A cabinet minister has warned the Treasury against increasing taxes to tackle a gap in public finances hit by coronavirus, bringing into the open apparent tension within government over the issue before this autumn’s budget.
After several days of reports about apparent plans to raise more money from corporation tax, pension relief, fuel duty and other levies generating an angry response from some Conservative MPs, the work and pensions secretary, Thérèse Coffey, called instead for tax cuts.
While saying she could not comment directly on the plans of the chancellor, Rishi Sunak, Coffey told Times Radio that reductions in tax would be more likely to bring in an increased amount of money.
“In the past, when we have actually cut tax rates, we have seen taxes increase,” she said. “Tax rates are a very dynamic situation, and we need to make sure the chancellor has the best opportunities when he announces to the country.

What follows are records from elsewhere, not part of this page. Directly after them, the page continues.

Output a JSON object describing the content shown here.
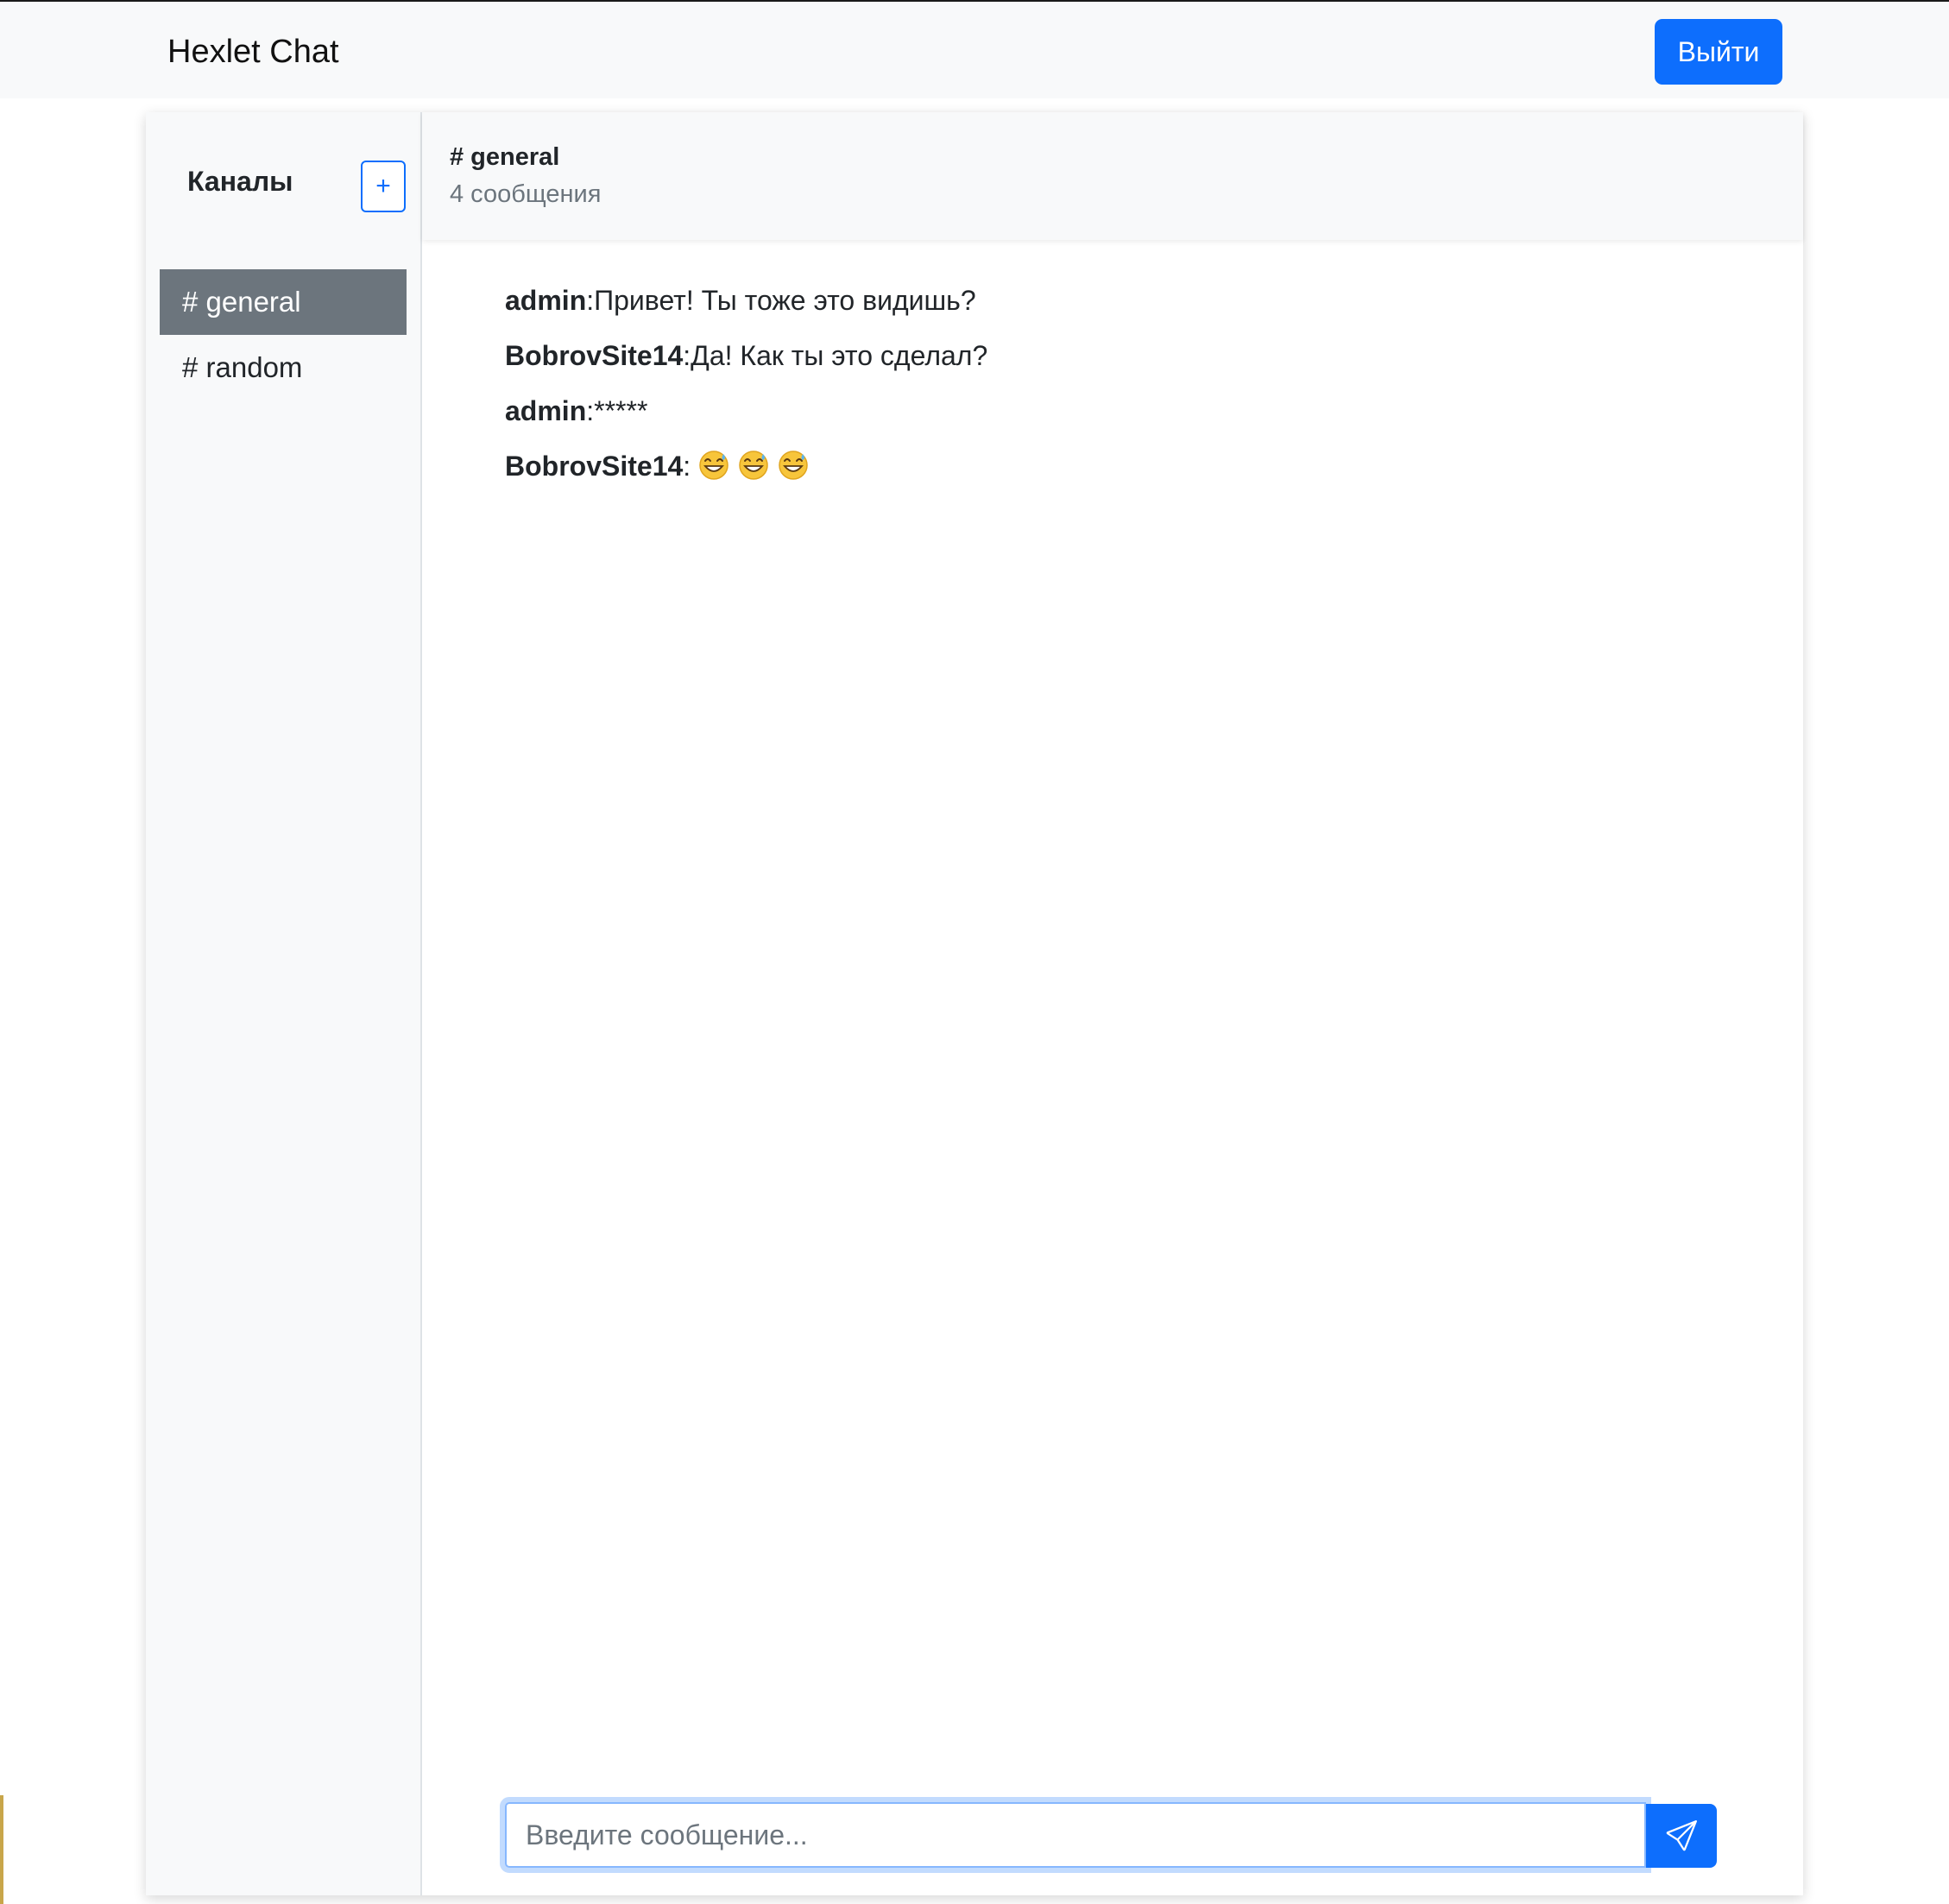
{
  "navbar": {
    "brand": "Hexlet Chat",
    "logout_label": "Выйти",
    "accent_color": "#0d6efd"
  },
  "sidebar": {
    "title": "Каналы",
    "add_label": "+",
    "channels": [
      {
        "label": "# general",
        "active": true
      },
      {
        "label": "# random",
        "active": false
      }
    ]
  },
  "chat": {
    "name": "# general",
    "count": "4 сообщения",
    "messages": [
      {
        "author": "admin",
        "text": ":Привет! Ты тоже это видишь?"
      },
      {
        "author": "BobrovSite14",
        "text": ":Да! Как ты это сделал?"
      },
      {
        "author": "admin",
        "text": ":*****"
      },
      {
        "author": "BobrovSite14",
        "text": ":",
        "emoji": [
          "grinning-face-with-sweat",
          "grinning-face-with-sweat",
          "grinning-face-with-sweat"
        ]
      }
    ]
  },
  "composer": {
    "placeholder": "Введите сообщение...",
    "send_icon": "send-icon"
  }
}
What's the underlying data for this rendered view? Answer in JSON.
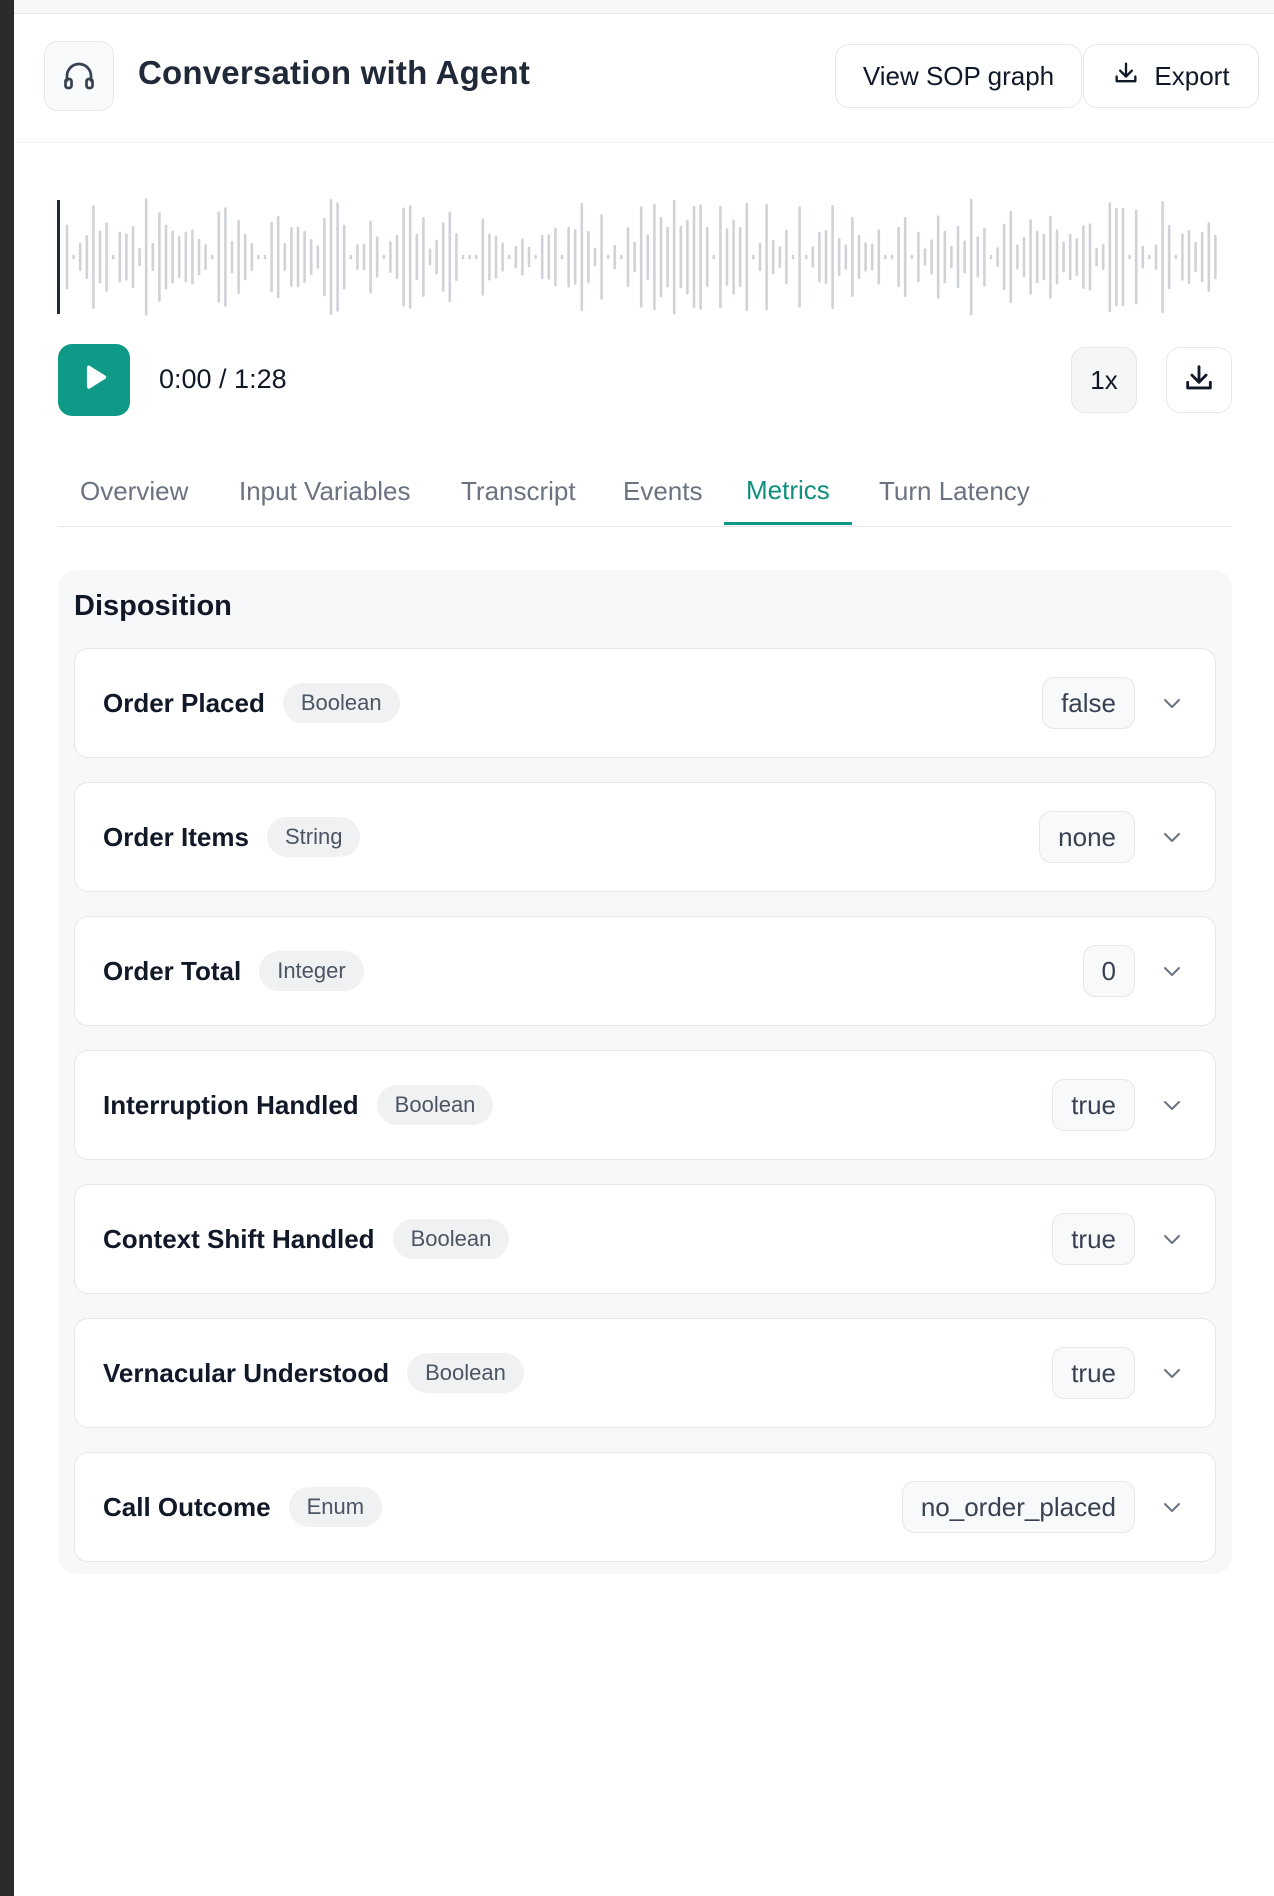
{
  "header": {
    "title": "Conversation with Agent",
    "icon": "headphones-icon",
    "view_sop_label": "View SOP graph",
    "export_label": "Export"
  },
  "player": {
    "time": "0:00 / 1:28",
    "speed": "1x",
    "progress": 0,
    "accent_color": "#0f9a87"
  },
  "tabs": [
    {
      "label": "Overview",
      "active": false
    },
    {
      "label": "Input Variables",
      "active": false
    },
    {
      "label": "Transcript",
      "active": false
    },
    {
      "label": "Events",
      "active": false
    },
    {
      "label": "Metrics",
      "active": true
    },
    {
      "label": "Turn Latency",
      "active": false
    }
  ],
  "metrics": {
    "title": "Disposition",
    "items": [
      {
        "name": "Order Placed",
        "type": "Boolean",
        "value": "false"
      },
      {
        "name": "Order Items",
        "type": "String",
        "value": "none"
      },
      {
        "name": "Order Total",
        "type": "Integer",
        "value": "0"
      },
      {
        "name": "Interruption Handled",
        "type": "Boolean",
        "value": "true"
      },
      {
        "name": "Context Shift Handled",
        "type": "Boolean",
        "value": "true"
      },
      {
        "name": "Vernacular Understood",
        "type": "Boolean",
        "value": "true"
      },
      {
        "name": "Call Outcome",
        "type": "Enum",
        "value": "no_order_placed"
      }
    ]
  }
}
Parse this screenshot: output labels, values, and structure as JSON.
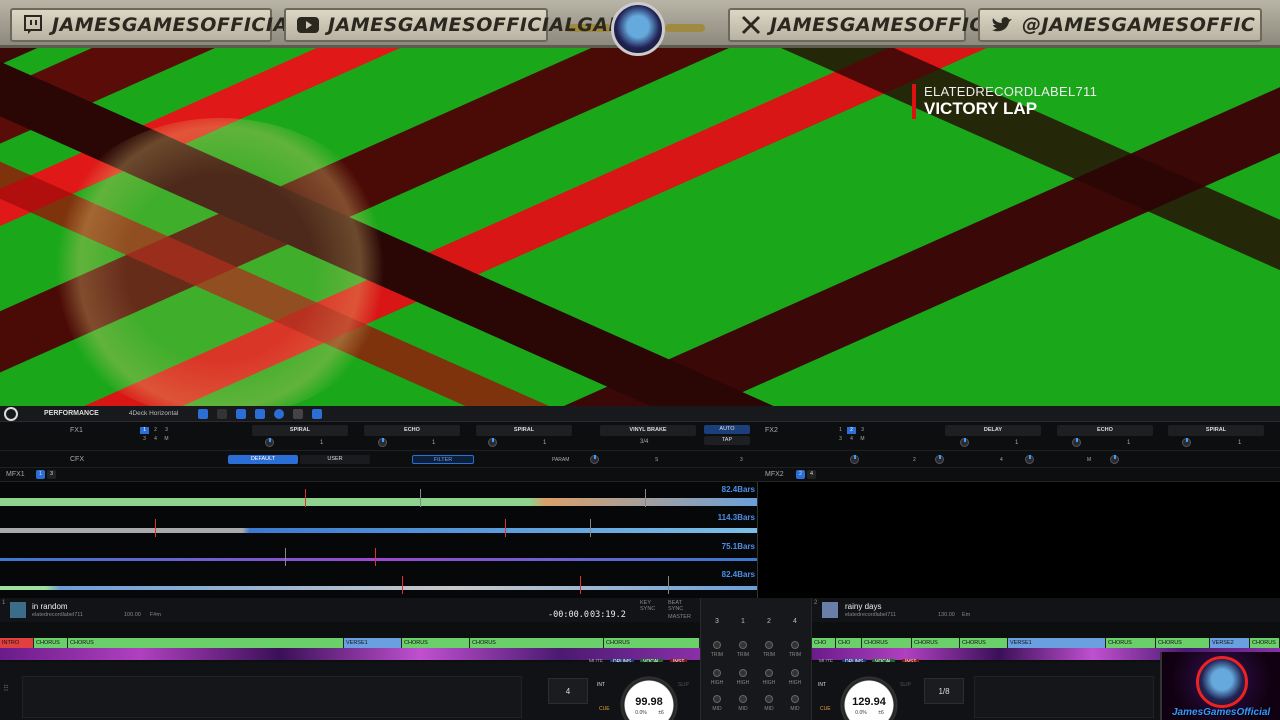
{
  "banner": {
    "twitch_handle": "JAMESGAMESOFFICIAL",
    "youtube_handle": "JAMESGAMESOFFICIALGAME",
    "x_handle": "JAMESGAMESOFFICIAL",
    "twitter_handle": "@JAMESGAMESOFFIC"
  },
  "now_playing": {
    "artist": "ELATEDRECORDLABEL711",
    "title": "VICTORY LAP"
  },
  "topbar": {
    "mode": "PERFORMANCE",
    "layout": "4Deck Horizontal"
  },
  "fx1": {
    "label": "FX1",
    "beats": [
      "1",
      "2",
      "3",
      "3",
      "4",
      "M"
    ],
    "slots": [
      "SPIRAL",
      "ECHO",
      "SPIRAL"
    ],
    "slot_values": [
      "1",
      "1",
      "1"
    ],
    "vinyl_brake": "VINYL BRAKE",
    "ratio": "3/4",
    "auto": "AUTO",
    "tap": "TAP"
  },
  "fx2": {
    "label": "FX2",
    "beats": [
      "1",
      "2",
      "3",
      "3",
      "4",
      "M"
    ],
    "slots": [
      "DELAY",
      "ECHO",
      "SPIRAL"
    ],
    "slot_values": [
      "1",
      "1",
      "1"
    ],
    "knob_labels": [
      "2",
      "4",
      "M"
    ]
  },
  "cfx": {
    "label": "CFX",
    "default": "DEFAULT",
    "user": "USER",
    "filter": "FILTER",
    "param": "PARAM",
    "param_values": [
      "S",
      "3"
    ]
  },
  "mfx": {
    "left": "MFX1",
    "right": "MFX2",
    "left_pages": [
      "1",
      "3"
    ],
    "right_pages": [
      "2",
      "4"
    ]
  },
  "waveforms": [
    "82.4Bars",
    "114.3Bars",
    "75.1Bars",
    "82.4Bars"
  ],
  "deck1": {
    "number": "1",
    "title": "in random",
    "artist": "elatedrecordlabel711",
    "bpm_info": "100.00",
    "key": "F#m",
    "elapsed": "-00:00.0",
    "remaining": "03:19.2",
    "sync_labels": [
      "KEY",
      "SYNC",
      "BEAT",
      "SYNC",
      "MASTER"
    ],
    "phrases": [
      "INTRO",
      "CHORUS",
      "CHORUS",
      "VERSE1",
      "CHORUS",
      "CHORUS",
      "CHORUS"
    ],
    "tags": [
      "MUTE",
      "DRUMS",
      "VOCAL",
      "INST"
    ],
    "bpm": "99.98",
    "pitch": "0.0%",
    "pitch_range": "±6",
    "beatjump": "4",
    "int_label": "INT",
    "slip_label": "SLIP",
    "cue_label": "CUE"
  },
  "deck2": {
    "number": "2",
    "title": "rainy days",
    "artist": "elatedrecordlabel711",
    "bpm_info": "130.00",
    "key": "Em",
    "phrases": [
      "CHO",
      "CHO",
      "CHORUS",
      "CHORUS",
      "CHORUS",
      "VERSE1",
      "CHORUS",
      "CHORUS",
      "VERSE2",
      "CHORUS"
    ],
    "tags": [
      "MUTE",
      "DRUMS",
      "VOCAL",
      "INST"
    ],
    "bpm": "129.94",
    "pitch": "0.0%",
    "pitch_range": "±6",
    "beatjump": "1/8",
    "int_label": "INT",
    "slip_label": "SLIP",
    "cue_label": "CUE"
  },
  "mixer": {
    "channels": [
      "3",
      "1",
      "2",
      "4"
    ],
    "rows": [
      "TRIM",
      "HIGH",
      "MID"
    ]
  },
  "webcam": {
    "caption": "JamesGamesOfficial"
  },
  "colors": {
    "accent": "#2b6fd6",
    "video_green": "#1aa81a",
    "video_red": "#e01818",
    "live_red": "#d11111"
  }
}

“In the past, when some people might assume the only way to get tax up is to increase tax rates, actually, we have shown in our economic history the opposite.”
The comments show the scale of the task facing the Treasury if it does not raise any taxes to make up for a shortfall caused by the economic slump during the Covid-19 pandemic, with the government publicly committed to maintaining spending levels and a heavy programme of investment in infrastructure.
The Sunday Telegraph cited Treasury sources, reporting that capital gains tax could be increased to align with income tax, as well as possible changes to pension tax relief and inheritance tax.
According to a report in the Sunday Times, another move could be to increase corporation tax from its current level of 19%, which is one of the lowest among leading economies, to 24%. This provoked immediate concern from business groups.
Subsequently, the Sun reported that another measure could be to add 5p to fuel duty, bringing condemnation from Tory MPs, a number of whom support campaigns that agitate against any increase in petrol prices.
It remains unclear who has been briefing on the plans, with Treasury sources insisting much of the reporting is incorrect. This has prompted speculation that opponents of Sunak, who has emerged from the Covid crisis as a mooted future rival to Boris Johnson, have been trying to undermine his position.
Coffey’s intervention underlines the political jeopardy facing the chancellor as he tries to established some order over the public finances, with the government having borrowed more than £150bn in the first four months of the current financial year.
Sunak’s options are further limited by the 2019 Conservative manifesto, which guaranteed no increases in the rates of income tax, national insurance and VAT for the whole of this parliament.